### Material for this exercise:

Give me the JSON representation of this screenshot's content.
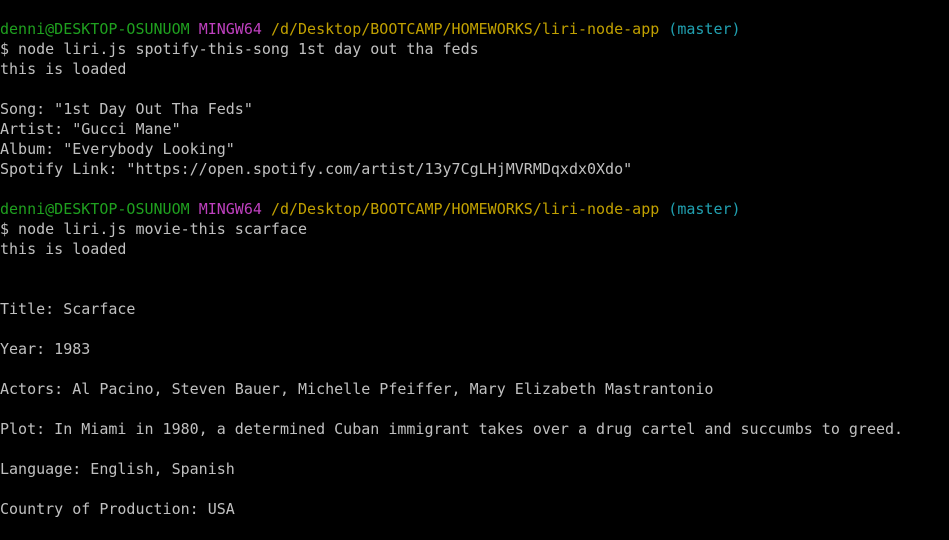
{
  "colors": {
    "background": "#000000",
    "text": "#c0c0c0",
    "user_host": "#1fa01f",
    "system": "#bf40bf",
    "path": "#c0a000",
    "branch": "#20a0b0"
  },
  "prompts": [
    {
      "user_host": "denni@DESKTOP-OSUNUOM",
      "system": "MINGW64",
      "path": "/d/Desktop/BOOTCAMP/HOMEWORKS/liri-node-app",
      "branch": "(master)",
      "command": "$ node liri.js spotify-this-song 1st day out tha feds"
    },
    {
      "user_host": "denni@DESKTOP-OSUNUOM",
      "system": "MINGW64",
      "path": "/d/Desktop/BOOTCAMP/HOMEWORKS/liri-node-app",
      "branch": "(master)",
      "command": "$ node liri.js movie-this scarface"
    }
  ],
  "song_output": {
    "loaded": "this is loaded",
    "song": "Song: \"1st Day Out Tha Feds\"",
    "artist": "Artist: \"Gucci Mane\"",
    "album": "Album: \"Everybody Looking\"",
    "link": "Spotify Link: \"https://open.spotify.com/artist/13y7CgLHjMVRMDqxdx0Xdo\""
  },
  "movie_output": {
    "loaded": "this is loaded",
    "title": "Title: Scarface",
    "year": "Year: 1983",
    "actors": "Actors: Al Pacino, Steven Bauer, Michelle Pfeiffer, Mary Elizabeth Mastrantonio",
    "plot": "Plot: In Miami in 1980, a determined Cuban immigrant takes over a drug cartel and succumbs to greed.",
    "language": "Language: English, Spanish",
    "country": "Country of Production: USA"
  }
}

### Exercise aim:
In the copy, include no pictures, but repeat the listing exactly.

### Finished exercise:
Give me the JSON representation of this screenshot's content.
{
  "colors": {
    "background": "#000000",
    "text": "#c0c0c0",
    "user_host": "#1fa01f",
    "system": "#bf40bf",
    "path": "#c0a000",
    "branch": "#20a0b0"
  },
  "prompts": [
    {
      "user_host": "denni@DESKTOP-OSUNUOM",
      "system": "MINGW64",
      "path": "/d/Desktop/BOOTCAMP/HOMEWORKS/liri-node-app",
      "branch": "(master)",
      "command": "$ node liri.js spotify-this-song 1st day out tha feds"
    },
    {
      "user_host": "denni@DESKTOP-OSUNUOM",
      "system": "MINGW64",
      "path": "/d/Desktop/BOOTCAMP/HOMEWORKS/liri-node-app",
      "branch": "(master)",
      "command": "$ node liri.js movie-this scarface"
    }
  ],
  "song_output": {
    "loaded": "this is loaded",
    "song": "Song: \"1st Day Out Tha Feds\"",
    "artist": "Artist: \"Gucci Mane\"",
    "album": "Album: \"Everybody Looking\"",
    "link": "Spotify Link: \"https://open.spotify.com/artist/13y7CgLHjMVRMDqxdx0Xdo\""
  },
  "movie_output": {
    "loaded": "this is loaded",
    "title": "Title: Scarface",
    "year": "Year: 1983",
    "actors": "Actors: Al Pacino, Steven Bauer, Michelle Pfeiffer, Mary Elizabeth Mastrantonio",
    "plot": "Plot: In Miami in 1980, a determined Cuban immigrant takes over a drug cartel and succumbs to greed.",
    "language": "Language: English, Spanish",
    "country": "Country of Production: USA"
  }
}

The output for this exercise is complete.